Arriving in Princeton in the late 1970s, she recalls looking up the great mathematician’s name: “K. Goedel. It was like opening up the local phonebook and finding B. Spinoza or I. Newton.” The proof of Gödel and all its philosophical implications are discussed at length. It is the paradox that is truly mystifying.
Kurt Gödel was definitely weird, even by the extreme standards of mathematicians. At one point, Rebecca Goldstein mischievously sets out to visit Gödel’s house. This is a major intrusion—Gödel rarely has visitors, but curiosity wins the day. When she gets to his house, Goldstein is floored. There is a giant pink flamingo on the front yard.
I stared in disbelief at the bird. How could a man who had produced one of the most exquisite masterpieces of human thought have planted a pink flamingo on his front lawn?
At his U.S. citizenship ceremony, in 1947, accompanied by Einstein, Gödel told the presiding judge that he had discovered an internal contradiction in the U.S. Constitution that would allow a dictator to assume absolute power! All parties were perplexed, but quickly moved on. (According to Harvard Law Professor Laurence Tribe, the contradiction likely lay in Article V which deals with amendments to the Constitution.)
Gödel’s personal eccentricities only make him all the more endearing. They make his mind all the more electric, his theorems all the more enticing. There was more for him to achieve, but he was intensely reticent to publish anything. After Albert Einstein passed away, Gödel was deprived of his one true friend. He slowly unraveled.
Rebecca Goldstein notes that a paradox is when reason and rationality turn in on themselves, and there is an irresolvable contradiction. The system of logic collapses under the weight of its own rigor. Gödel believed that there were no accidents, that everything that happened had a cause that could be explained—The World is Intelligible, as he said. Yet his own logic would prove to be his undoing.
The eminent mathematician died in 1978, found in the fetal position. His exacting mind eventually came to believe that his refrigerator was poisoning him. His death certificate listed “malnutrition and inanition by personality disturbance” as the causes.

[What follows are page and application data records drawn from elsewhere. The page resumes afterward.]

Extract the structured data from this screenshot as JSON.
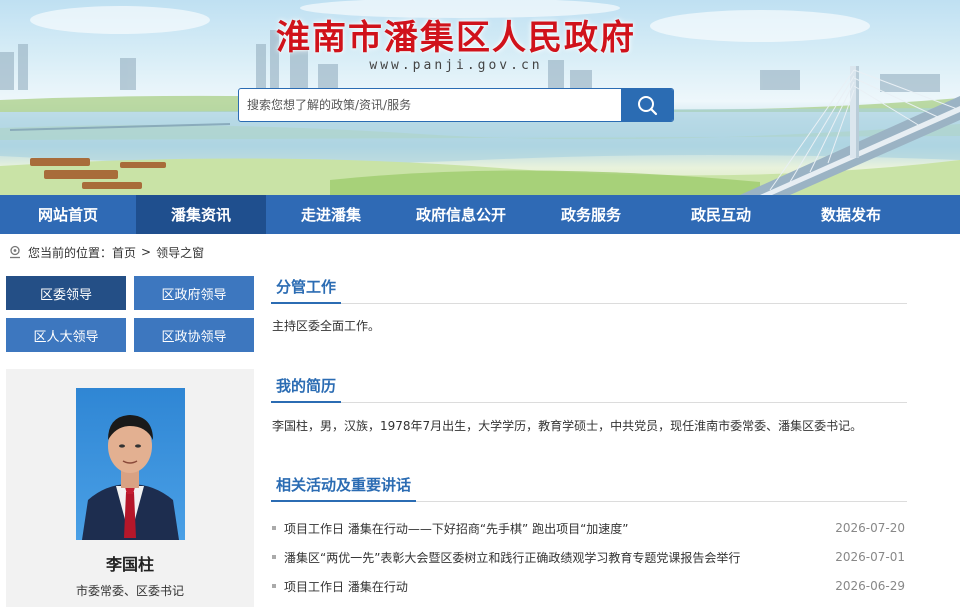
{
  "site": {
    "title": "淮南市潘集区人民政府",
    "url": "www.panji.gov.cn"
  },
  "search": {
    "placeholder": "搜索您想了解的政策/资讯/服务"
  },
  "nav": [
    {
      "label": "网站首页"
    },
    {
      "label": "潘集资讯"
    },
    {
      "label": "走进潘集"
    },
    {
      "label": "政府信息公开"
    },
    {
      "label": "政务服务"
    },
    {
      "label": "政民互动"
    },
    {
      "label": "数据发布"
    }
  ],
  "breadcrumb": {
    "prefix": "您当前的位置：",
    "home": "首页",
    "separator": ">",
    "current": "领导之窗"
  },
  "side_tabs": [
    {
      "label": "区委领导"
    },
    {
      "label": "区政府领导"
    },
    {
      "label": "区人大领导"
    },
    {
      "label": "区政协领导"
    }
  ],
  "profile": {
    "name": "李国柱",
    "title": "市委常委、区委书记"
  },
  "sections": {
    "duties": {
      "heading": "分管工作",
      "text": "主持区委全面工作。"
    },
    "resume": {
      "heading": "我的简历",
      "text": "李国柱，男，汉族，1978年7月出生，大学学历，教育学硕士，中共党员，现任淮南市委常委、潘集区委书记。"
    },
    "activities": {
      "heading": "相关活动及重要讲话",
      "items": [
        {
          "title": "项目工作日 潘集在行动——下好招商“先手棋” 跑出项目“加速度”",
          "date": "2026-07-20"
        },
        {
          "title": "潘集区“两优一先”表彰大会暨区委树立和践行正确政绩观学习教育专题党课报告会举行",
          "date": "2026-07-01"
        },
        {
          "title": "项目工作日 潘集在行动",
          "date": "2026-06-29"
        }
      ]
    }
  },
  "colors": {
    "nav": "#2f6ab5",
    "nav_active": "#1f4f8e",
    "title_red": "#d0121b",
    "accent_blue": "#2b6cb3"
  }
}
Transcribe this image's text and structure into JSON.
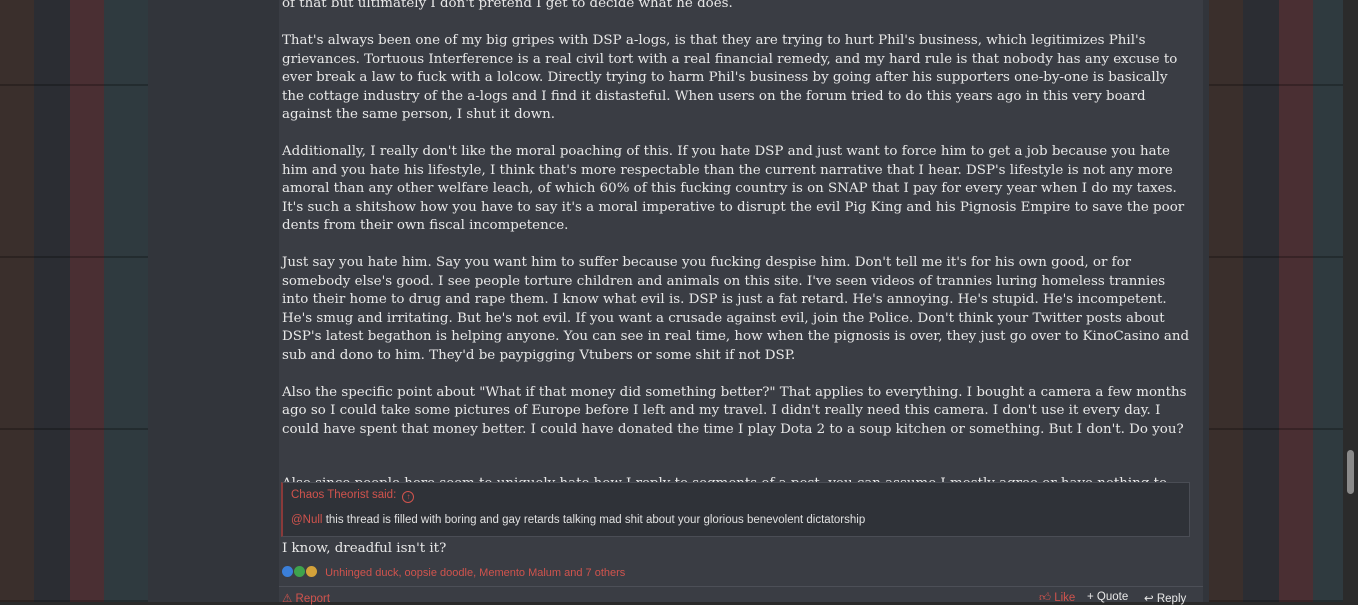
{
  "post": {
    "paragraphs": [
      "of that but ultimately I don't pretend I get to decide what he does.",
      "That's always been one of my big gripes with DSP a-logs, is that they are trying to hurt Phil's business, which legitimizes Phil's grievances. Tortuous Interference is a real civil tort with a real financial remedy, and my hard rule is that nobody has any excuse to ever break a law to fuck with a lolcow. Directly trying to harm Phil's business by going after his supporters one-by-one is basically the cottage industry of the a-logs and I find it distasteful. When users on the forum tried to do this years ago in this very board against the same person, I shut it down.",
      "Additionally, I really don't like the moral poaching of this. If you hate DSP and just want to force him to get a job because you hate him and you hate his lifestyle, I think that's more respectable than the current narrative that I hear. DSP's lifestyle is not any more amoral than any other welfare leach, of which 60% of this fucking country is on SNAP that I pay for every year when I do my taxes. It's such a shitshow how you have to say it's a moral imperative to disrupt the evil Pig King and his Pignosis Empire to save the poor dents from their own fiscal incompetence.",
      "Just say you hate him. Say you want him to suffer because you fucking despise him. Don't tell me it's for his own good, or for somebody else's good. I see people torture children and animals on this site. I've seen videos of trannies luring homeless trannies into their home to drug and rape them. I know what evil is. DSP is just a fat retard. He's annoying. He's stupid. He's incompetent. He's smug and irritating. But he's not evil. If you want a crusade against evil, join the Police. Don't think your Twitter posts about DSP's latest begathon is helping anyone. You can see in real time, how when the pignosis is over, they just go over to KinoCasino and sub and dono to him. They'd be paypigging Vtubers or some shit if not DSP.",
      "Also the specific point about \"What if that money did something better?\" That applies to everything. I bought a camera a few months ago so I could take some pictures of Europe before I left and my travel. I didn't really need this camera. I don't use it every day. I could have spent that money better. I could have donated the time I play Dota 2 to a soup kitchen or something. But I don't. Do you?",
      "Also since people here seem to uniquely hate how I reply to segments of a post, you can assume I mostly agree or have nothing to say about the rest of your post."
    ],
    "quote": {
      "author_line": "Chaos Theorist said:",
      "mention": "@Null",
      "text": " this thread is filled with boring and gay retards talking mad shit about your glorious benevolent dictatorship"
    },
    "reply": "I know, dreadful isn't it?",
    "reactions": {
      "names": "Unhinged duck, oopsie doodle, Memento Malum and 7 others"
    },
    "actions": {
      "report": "Report",
      "like": "Like",
      "quote": "Quote",
      "reply": "Reply"
    }
  }
}
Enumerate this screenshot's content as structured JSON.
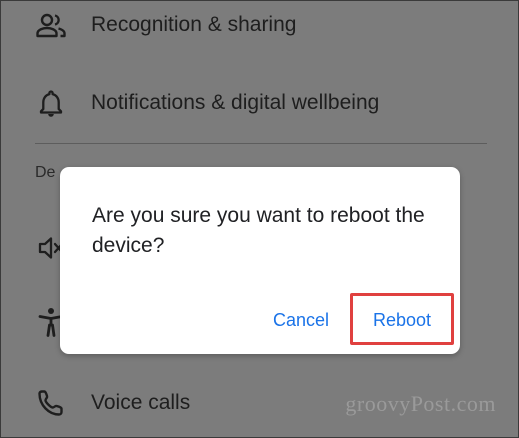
{
  "settings_list": {
    "items": [
      {
        "label": "Recognition & sharing",
        "icon": "people-icon"
      },
      {
        "label": "Notifications & digital wellbeing",
        "icon": "bell-icon"
      },
      {
        "label": "",
        "icon": "volume-icon"
      },
      {
        "label": "",
        "icon": "accessibility-icon"
      },
      {
        "label": "Voice calls",
        "icon": "phone-icon"
      }
    ],
    "section_header": "De"
  },
  "dialog": {
    "message": "Are you sure you want to reboot the device?",
    "cancel_label": "Cancel",
    "reboot_label": "Reboot"
  },
  "watermark": "groovyPost.com",
  "colors": {
    "accent": "#1a73e8",
    "highlight": "#e0403f",
    "scrim": "#7c7c7c",
    "dialog_bg": "#ffffff"
  }
}
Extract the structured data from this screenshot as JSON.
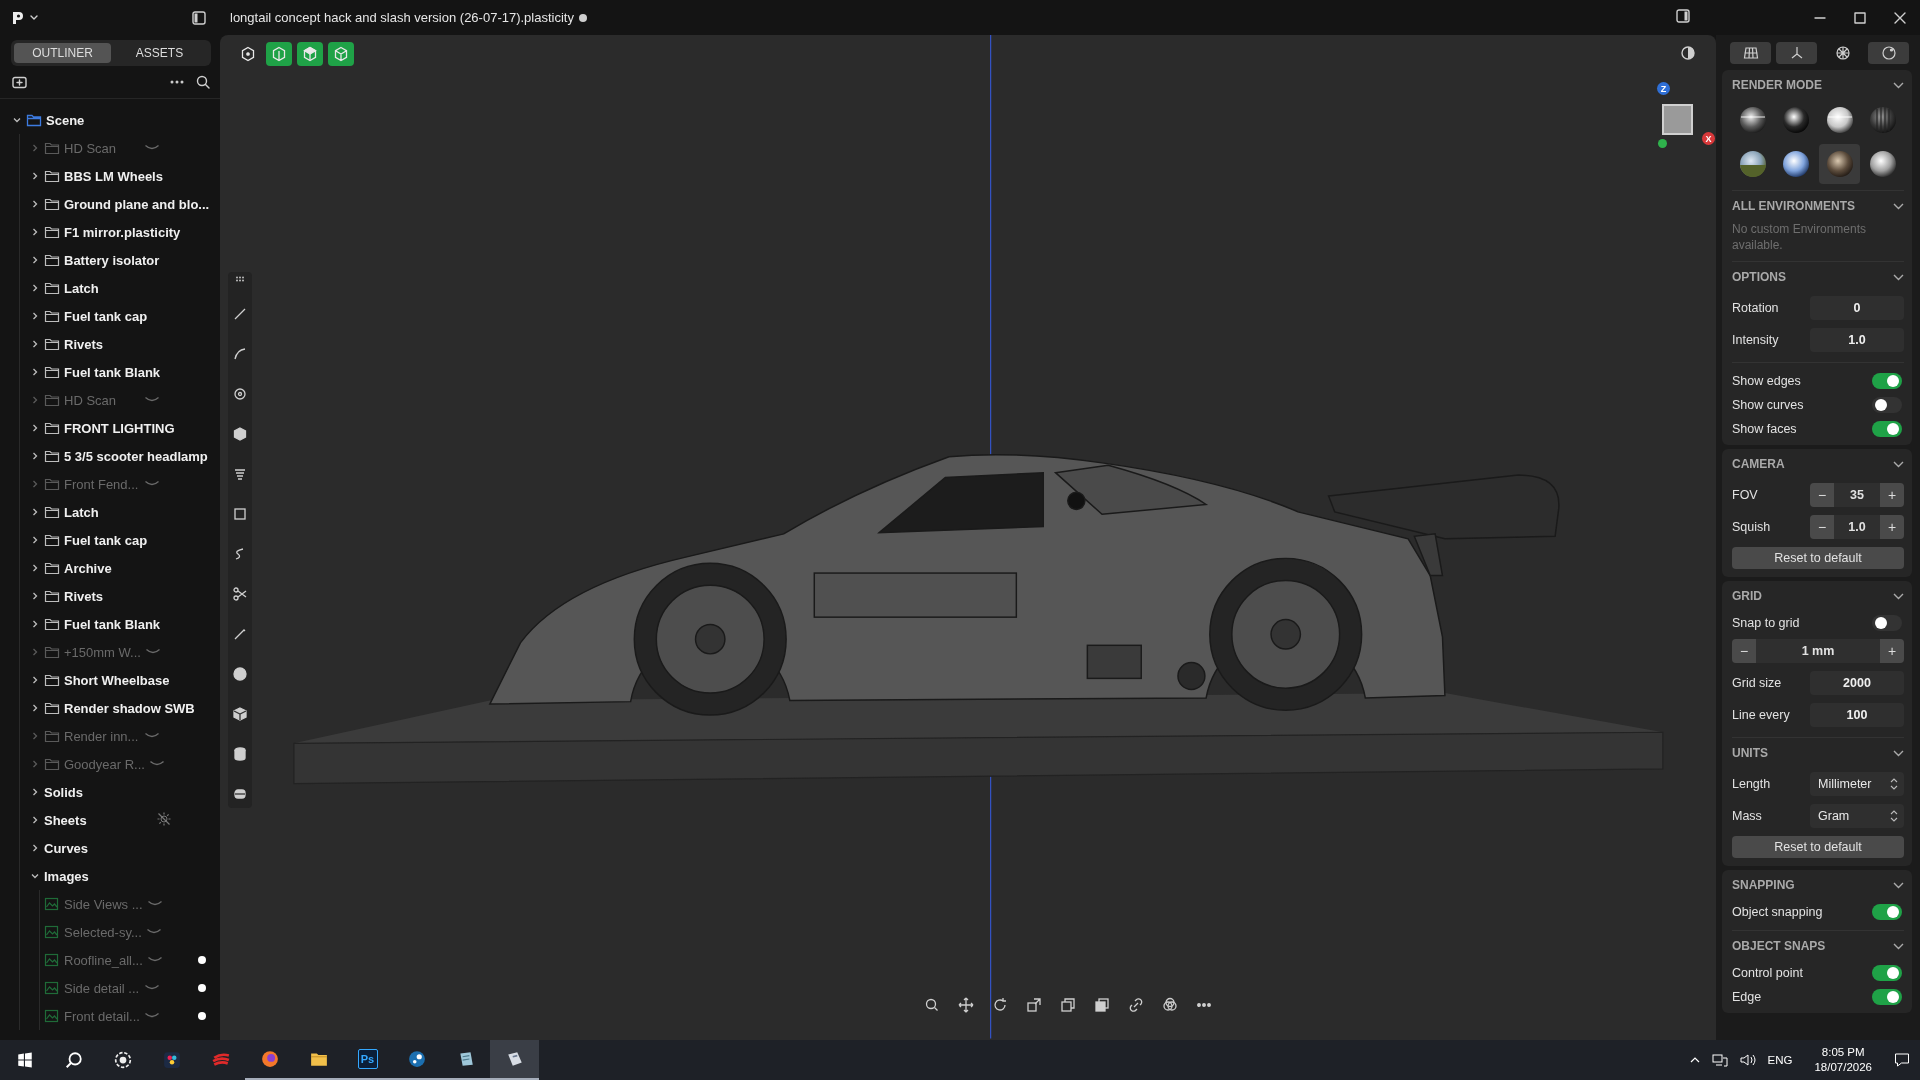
{
  "titlebar": {
    "title": "longtail concept hack and slash version (26-07-17).plasticity",
    "unsaved": true
  },
  "outliner": {
    "tabs": [
      {
        "label": "OUTLINER",
        "selected": true
      },
      {
        "label": "ASSETS",
        "selected": false
      }
    ],
    "items": [
      {
        "label": "Scene",
        "kind": "scene",
        "expanded": true,
        "hidden": false,
        "children": [
          {
            "label": "HD Scan",
            "kind": "folder",
            "expanded": false,
            "hidden": true
          },
          {
            "label": "BBS LM Wheels",
            "kind": "folder",
            "expanded": false,
            "hidden": false
          },
          {
            "label": "Ground plane and blo...",
            "kind": "folder",
            "expanded": false,
            "hidden": false
          },
          {
            "label": "F1 mirror.plasticity",
            "kind": "folder",
            "expanded": false,
            "hidden": false
          },
          {
            "label": "Battery isolator",
            "kind": "folder",
            "expanded": false,
            "hidden": false
          },
          {
            "label": "Latch",
            "kind": "folder",
            "expanded": false,
            "hidden": false
          },
          {
            "label": "Fuel tank cap",
            "kind": "folder",
            "expanded": false,
            "hidden": false
          },
          {
            "label": "Rivets",
            "kind": "folder",
            "expanded": false,
            "hidden": false
          },
          {
            "label": "Fuel tank Blank",
            "kind": "folder",
            "expanded": false,
            "hidden": false
          },
          {
            "label": "HD Scan",
            "kind": "folder",
            "expanded": false,
            "hidden": true
          },
          {
            "label": "FRONT LIGHTING",
            "kind": "folder",
            "expanded": false,
            "hidden": false
          },
          {
            "label": "5 3/5 scooter headlamp",
            "kind": "folder",
            "expanded": false,
            "hidden": false
          },
          {
            "label": "Front Fend...",
            "kind": "folder",
            "expanded": false,
            "hidden": true
          },
          {
            "label": "Latch",
            "kind": "folder",
            "expanded": false,
            "hidden": false
          },
          {
            "label": "Fuel tank cap",
            "kind": "folder",
            "expanded": false,
            "hidden": false
          },
          {
            "label": "Archive",
            "kind": "folder",
            "expanded": false,
            "hidden": false
          },
          {
            "label": "Rivets",
            "kind": "folder",
            "expanded": false,
            "hidden": false
          },
          {
            "label": "Fuel tank Blank",
            "kind": "folder",
            "expanded": false,
            "hidden": false
          },
          {
            "label": "+150mm W...",
            "kind": "folder",
            "expanded": false,
            "hidden": true
          },
          {
            "label": "Short Wheelbase",
            "kind": "folder",
            "expanded": false,
            "hidden": false
          },
          {
            "label": "Render shadow SWB",
            "kind": "folder",
            "expanded": false,
            "hidden": false
          },
          {
            "label": "Render inn...",
            "kind": "folder",
            "expanded": false,
            "hidden": true
          },
          {
            "label": "Goodyear R...",
            "kind": "folder",
            "expanded": false,
            "hidden": true
          },
          {
            "label": "Solids",
            "kind": "group",
            "expanded": false,
            "hidden": false,
            "lights_off": false
          },
          {
            "label": "Sheets",
            "kind": "group",
            "expanded": false,
            "hidden": false,
            "lights_off": true
          },
          {
            "label": "Curves",
            "kind": "group",
            "expanded": false,
            "hidden": false,
            "lights_off": false
          },
          {
            "label": "Images",
            "kind": "group",
            "expanded": true,
            "hidden": false,
            "lights_off": false,
            "children": [
              {
                "label": "Side Views ...",
                "kind": "image",
                "hidden": true,
                "marked": false
              },
              {
                "label": "Selected-sy...",
                "kind": "image",
                "hidden": true,
                "marked": false
              },
              {
                "label": "Roofline_all...",
                "kind": "image",
                "hidden": true,
                "marked": true
              },
              {
                "label": "Side detail ...",
                "kind": "image",
                "hidden": true,
                "marked": true
              },
              {
                "label": "Front detail...",
                "kind": "image",
                "hidden": true,
                "marked": true
              }
            ]
          }
        ]
      }
    ]
  },
  "viewport": {
    "toolbar": [
      {
        "on": false
      },
      {
        "on": true
      },
      {
        "on": true
      },
      {
        "on": true
      }
    ],
    "view_cube": {
      "axes": [
        {
          "label": "Z",
          "color": "#2f6fd6"
        },
        {
          "label": "X",
          "color": "#d8383a"
        }
      ]
    }
  },
  "properties": {
    "view_tabs": [
      {
        "on": true
      },
      {
        "on": true
      },
      {
        "on": false
      },
      {
        "on": true
      }
    ],
    "render_mode": {
      "title": "RENDER MODE",
      "environments": [
        {
          "kind": "studio",
          "selected": false
        },
        {
          "kind": "dark",
          "selected": false
        },
        {
          "kind": "chrome",
          "selected": false
        },
        {
          "kind": "striped",
          "selected": false
        },
        {
          "kind": "landscape",
          "selected": false
        },
        {
          "kind": "blue",
          "selected": false
        },
        {
          "kind": "bronze",
          "selected": true
        },
        {
          "kind": "silver",
          "selected": false
        }
      ]
    },
    "all_environments": {
      "title": "ALL ENVIRONMENTS",
      "message": "No custom Environments available."
    },
    "options": {
      "title": "OPTIONS",
      "fields": [
        {
          "label": "Rotation",
          "value": "0"
        },
        {
          "label": "Intensity",
          "value": "1.0"
        }
      ],
      "toggles": [
        {
          "label": "Show edges",
          "on": true
        },
        {
          "label": "Show curves",
          "on": false
        },
        {
          "label": "Show faces",
          "on": true
        }
      ]
    },
    "camera": {
      "title": "CAMERA",
      "steppers": [
        {
          "label": "FOV",
          "value": "35",
          "decrement": "−",
          "increment": "+"
        },
        {
          "label": "Squish",
          "value": "1.0",
          "decrement": "−",
          "increment": "+"
        }
      ],
      "reset": "Reset to default"
    },
    "grid": {
      "title": "GRID",
      "toggle": {
        "label": "Snap to grid",
        "on": false
      },
      "stepper": {
        "value": "1 mm",
        "decrement": "−",
        "increment": "+"
      },
      "fields": [
        {
          "label": "Grid size",
          "value": "2000"
        },
        {
          "label": "Line every",
          "value": "100"
        }
      ]
    },
    "units": {
      "title": "UNITS",
      "selects": [
        {
          "label": "Length",
          "value": "Millimeter"
        },
        {
          "label": "Mass",
          "value": "Gram"
        }
      ],
      "reset": "Reset to default"
    },
    "snapping": {
      "title": "SNAPPING",
      "toggles": [
        {
          "label": "Object snapping",
          "on": true
        }
      ]
    },
    "object_snaps": {
      "title": "OBJECT SNAPS",
      "toggles": [
        {
          "label": "Control point",
          "on": true
        },
        {
          "label": "Edge",
          "on": true
        }
      ]
    }
  },
  "taskbar": {
    "apps": [
      {
        "running": false,
        "selected": false
      },
      {
        "running": false,
        "selected": false
      },
      {
        "running": false,
        "selected": false
      },
      {
        "running": false,
        "selected": false
      },
      {
        "running": false,
        "selected": false
      },
      {
        "running": true,
        "selected": false
      },
      {
        "running": true,
        "selected": false
      },
      {
        "label": "Ps",
        "running": true,
        "selected": false
      },
      {
        "running": true,
        "selected": false
      },
      {
        "running": true,
        "selected": false
      },
      {
        "running": true,
        "selected": true
      }
    ],
    "language": "ENG",
    "time": "8:05 PM",
    "date": "18/07/2026"
  }
}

And yet, Gödel’s theorems, even now, live on. There is something indescribably gorgeous about Gödel, both the human being and the art he made. His Incompleteness Theorems continue to exist in that abstract realm where all mathematical reality resides, unseen, invisible, like music.
In Gödel’s model of the universe, time was cyclical and looped back on itself. There was no past, present, or future. The illusory nature of time feels more intuitive during a plague, when tomorrow is the same as yesterday. It is wondrous to think that in an alternative realm, Gödel and Einstein are still walking, still dreaming of infinite ideas.
But thinking must go on, especially during a plague. The pursuit of beauty and truth must go on, even in our suspended state of timelessness.
For now, reliving my boyhood days, it is mathematics I see everywhere: in the night sky, constellations visible from lifetimes ago, in a universe that is forever expanding, expanding at an accelerating rate, accelerating due to a mysterious force called dark energy—energy which can be neither seen nor detected. Thinking about the eternal mathematical truths represented in the language of numbers: in the composition of atoms, the movement of planets, the conservation of energy—energy that can be neither created nor destroyed, only altered in form.
Thinking about the infinite, about the uncertainties of our world, the curvature of a cloud, or the sheer mathematical improbability that either you or I or Einstein or Gödel would ever exist. It’s almost as if it were a miracle.